<<<<
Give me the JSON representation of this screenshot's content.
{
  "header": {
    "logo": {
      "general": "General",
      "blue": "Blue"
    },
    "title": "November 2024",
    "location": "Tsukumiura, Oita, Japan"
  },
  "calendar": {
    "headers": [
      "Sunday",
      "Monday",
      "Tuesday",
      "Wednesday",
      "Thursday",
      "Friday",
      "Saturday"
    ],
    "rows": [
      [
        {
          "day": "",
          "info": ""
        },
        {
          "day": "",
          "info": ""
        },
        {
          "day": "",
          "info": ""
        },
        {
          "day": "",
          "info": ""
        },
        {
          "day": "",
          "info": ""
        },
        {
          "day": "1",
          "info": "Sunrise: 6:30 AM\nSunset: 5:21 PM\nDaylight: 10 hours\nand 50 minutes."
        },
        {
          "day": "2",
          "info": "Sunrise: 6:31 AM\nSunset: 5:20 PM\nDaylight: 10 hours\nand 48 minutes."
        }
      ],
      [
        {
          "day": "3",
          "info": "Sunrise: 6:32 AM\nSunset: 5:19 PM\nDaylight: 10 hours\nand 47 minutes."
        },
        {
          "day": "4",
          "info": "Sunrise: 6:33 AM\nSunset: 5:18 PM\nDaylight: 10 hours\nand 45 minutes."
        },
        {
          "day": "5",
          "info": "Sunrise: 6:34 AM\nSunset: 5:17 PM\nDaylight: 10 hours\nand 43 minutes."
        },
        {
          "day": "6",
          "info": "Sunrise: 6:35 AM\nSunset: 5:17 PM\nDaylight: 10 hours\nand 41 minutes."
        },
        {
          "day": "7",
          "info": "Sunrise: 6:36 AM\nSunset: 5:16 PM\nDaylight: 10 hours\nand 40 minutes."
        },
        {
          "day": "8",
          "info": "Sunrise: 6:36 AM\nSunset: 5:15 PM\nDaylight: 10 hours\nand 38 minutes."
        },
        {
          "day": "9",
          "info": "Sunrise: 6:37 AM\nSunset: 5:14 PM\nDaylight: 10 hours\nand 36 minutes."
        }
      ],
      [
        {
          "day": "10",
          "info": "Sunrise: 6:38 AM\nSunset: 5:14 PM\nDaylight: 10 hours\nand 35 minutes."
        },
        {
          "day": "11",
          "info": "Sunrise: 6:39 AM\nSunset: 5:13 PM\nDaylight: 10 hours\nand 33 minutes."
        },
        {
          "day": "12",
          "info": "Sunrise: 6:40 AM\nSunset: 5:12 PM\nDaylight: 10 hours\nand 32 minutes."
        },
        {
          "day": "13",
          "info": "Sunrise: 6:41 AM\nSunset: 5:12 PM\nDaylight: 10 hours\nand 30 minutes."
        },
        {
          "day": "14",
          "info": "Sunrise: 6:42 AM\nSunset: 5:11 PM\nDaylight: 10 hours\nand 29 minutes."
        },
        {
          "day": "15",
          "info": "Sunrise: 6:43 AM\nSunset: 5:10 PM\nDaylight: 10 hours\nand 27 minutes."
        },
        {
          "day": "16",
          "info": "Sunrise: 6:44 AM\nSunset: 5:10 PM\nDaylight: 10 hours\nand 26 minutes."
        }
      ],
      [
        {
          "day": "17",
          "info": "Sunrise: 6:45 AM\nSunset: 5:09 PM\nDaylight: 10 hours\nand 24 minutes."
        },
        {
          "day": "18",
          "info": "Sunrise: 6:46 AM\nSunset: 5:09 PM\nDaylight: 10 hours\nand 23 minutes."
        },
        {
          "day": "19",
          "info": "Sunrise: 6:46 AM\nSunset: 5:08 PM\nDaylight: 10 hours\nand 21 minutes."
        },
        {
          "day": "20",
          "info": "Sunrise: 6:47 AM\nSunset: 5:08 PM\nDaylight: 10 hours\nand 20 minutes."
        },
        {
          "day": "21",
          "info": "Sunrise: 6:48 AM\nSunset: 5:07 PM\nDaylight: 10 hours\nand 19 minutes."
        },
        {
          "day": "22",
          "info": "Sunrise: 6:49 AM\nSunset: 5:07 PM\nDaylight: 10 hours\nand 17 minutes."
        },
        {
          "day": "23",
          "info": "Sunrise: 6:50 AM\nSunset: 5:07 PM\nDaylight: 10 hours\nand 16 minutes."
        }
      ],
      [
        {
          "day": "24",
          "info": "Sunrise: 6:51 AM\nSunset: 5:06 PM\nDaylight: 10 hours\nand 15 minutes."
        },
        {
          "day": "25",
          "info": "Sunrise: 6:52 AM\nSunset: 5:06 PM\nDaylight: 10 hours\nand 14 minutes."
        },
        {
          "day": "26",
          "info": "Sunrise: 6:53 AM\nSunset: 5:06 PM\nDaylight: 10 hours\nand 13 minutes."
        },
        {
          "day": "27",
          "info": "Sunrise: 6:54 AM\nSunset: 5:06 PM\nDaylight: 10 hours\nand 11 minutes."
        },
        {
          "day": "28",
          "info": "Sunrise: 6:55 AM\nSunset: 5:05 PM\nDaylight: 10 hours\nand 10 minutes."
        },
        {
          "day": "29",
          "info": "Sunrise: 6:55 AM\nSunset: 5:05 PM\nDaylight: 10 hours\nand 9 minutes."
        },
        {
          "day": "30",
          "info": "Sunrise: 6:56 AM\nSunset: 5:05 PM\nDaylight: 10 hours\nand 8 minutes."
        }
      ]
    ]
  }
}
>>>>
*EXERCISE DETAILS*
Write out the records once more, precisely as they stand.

*YOUR SOLUTION*
Give me the JSON representation of this screenshot's content.
{
  "header": {
    "logo": {
      "general": "General",
      "blue": "Blue"
    },
    "title": "November 2024",
    "location": "Tsukumiura, Oita, Japan"
  },
  "calendar": {
    "headers": [
      "Sunday",
      "Monday",
      "Tuesday",
      "Wednesday",
      "Thursday",
      "Friday",
      "Saturday"
    ],
    "rows": [
      [
        {
          "day": "",
          "info": ""
        },
        {
          "day": "",
          "info": ""
        },
        {
          "day": "",
          "info": ""
        },
        {
          "day": "",
          "info": ""
        },
        {
          "day": "",
          "info": ""
        },
        {
          "day": "1",
          "info": "Sunrise: 6:30 AM\nSunset: 5:21 PM\nDaylight: 10 hours\nand 50 minutes."
        },
        {
          "day": "2",
          "info": "Sunrise: 6:31 AM\nSunset: 5:20 PM\nDaylight: 10 hours\nand 48 minutes."
        }
      ],
      [
        {
          "day": "3",
          "info": "Sunrise: 6:32 AM\nSunset: 5:19 PM\nDaylight: 10 hours\nand 47 minutes."
        },
        {
          "day": "4",
          "info": "Sunrise: 6:33 AM\nSunset: 5:18 PM\nDaylight: 10 hours\nand 45 minutes."
        },
        {
          "day": "5",
          "info": "Sunrise: 6:34 AM\nSunset: 5:17 PM\nDaylight: 10 hours\nand 43 minutes."
        },
        {
          "day": "6",
          "info": "Sunrise: 6:35 AM\nSunset: 5:17 PM\nDaylight: 10 hours\nand 41 minutes."
        },
        {
          "day": "7",
          "info": "Sunrise: 6:36 AM\nSunset: 5:16 PM\nDaylight: 10 hours\nand 40 minutes."
        },
        {
          "day": "8",
          "info": "Sunrise: 6:36 AM\nSunset: 5:15 PM\nDaylight: 10 hours\nand 38 minutes."
        },
        {
          "day": "9",
          "info": "Sunrise: 6:37 AM\nSunset: 5:14 PM\nDaylight: 10 hours\nand 36 minutes."
        }
      ],
      [
        {
          "day": "10",
          "info": "Sunrise: 6:38 AM\nSunset: 5:14 PM\nDaylight: 10 hours\nand 35 minutes."
        },
        {
          "day": "11",
          "info": "Sunrise: 6:39 AM\nSunset: 5:13 PM\nDaylight: 10 hours\nand 33 minutes."
        },
        {
          "day": "12",
          "info": "Sunrise: 6:40 AM\nSunset: 5:12 PM\nDaylight: 10 hours\nand 32 minutes."
        },
        {
          "day": "13",
          "info": "Sunrise: 6:41 AM\nSunset: 5:12 PM\nDaylight: 10 hours\nand 30 minutes."
        },
        {
          "day": "14",
          "info": "Sunrise: 6:42 AM\nSunset: 5:11 PM\nDaylight: 10 hours\nand 29 minutes."
        },
        {
          "day": "15",
          "info": "Sunrise: 6:43 AM\nSunset: 5:10 PM\nDaylight: 10 hours\nand 27 minutes."
        },
        {
          "day": "16",
          "info": "Sunrise: 6:44 AM\nSunset: 5:10 PM\nDaylight: 10 hours\nand 26 minutes."
        }
      ],
      [
        {
          "day": "17",
          "info": "Sunrise: 6:45 AM\nSunset: 5:09 PM\nDaylight: 10 hours\nand 24 minutes."
        },
        {
          "day": "18",
          "info": "Sunrise: 6:46 AM\nSunset: 5:09 PM\nDaylight: 10 hours\nand 23 minutes."
        },
        {
          "day": "19",
          "info": "Sunrise: 6:46 AM\nSunset: 5:08 PM\nDaylight: 10 hours\nand 21 minutes."
        },
        {
          "day": "20",
          "info": "Sunrise: 6:47 AM\nSunset: 5:08 PM\nDaylight: 10 hours\nand 20 minutes."
        },
        {
          "day": "21",
          "info": "Sunrise: 6:48 AM\nSunset: 5:07 PM\nDaylight: 10 hours\nand 19 minutes."
        },
        {
          "day": "22",
          "info": "Sunrise: 6:49 AM\nSunset: 5:07 PM\nDaylight: 10 hours\nand 17 minutes."
        },
        {
          "day": "23",
          "info": "Sunrise: 6:50 AM\nSunset: 5:07 PM\nDaylight: 10 hours\nand 16 minutes."
        }
      ],
      [
        {
          "day": "24",
          "info": "Sunrise: 6:51 AM\nSunset: 5:06 PM\nDaylight: 10 hours\nand 15 minutes."
        },
        {
          "day": "25",
          "info": "Sunrise: 6:52 AM\nSunset: 5:06 PM\nDaylight: 10 hours\nand 14 minutes."
        },
        {
          "day": "26",
          "info": "Sunrise: 6:53 AM\nSunset: 5:06 PM\nDaylight: 10 hours\nand 13 minutes."
        },
        {
          "day": "27",
          "info": "Sunrise: 6:54 AM\nSunset: 5:06 PM\nDaylight: 10 hours\nand 11 minutes."
        },
        {
          "day": "28",
          "info": "Sunrise: 6:55 AM\nSunset: 5:05 PM\nDaylight: 10 hours\nand 10 minutes."
        },
        {
          "day": "29",
          "info": "Sunrise: 6:55 AM\nSunset: 5:05 PM\nDaylight: 10 hours\nand 9 minutes."
        },
        {
          "day": "30",
          "info": "Sunrise: 6:56 AM\nSunset: 5:05 PM\nDaylight: 10 hours\nand 8 minutes."
        }
      ]
    ]
  }
}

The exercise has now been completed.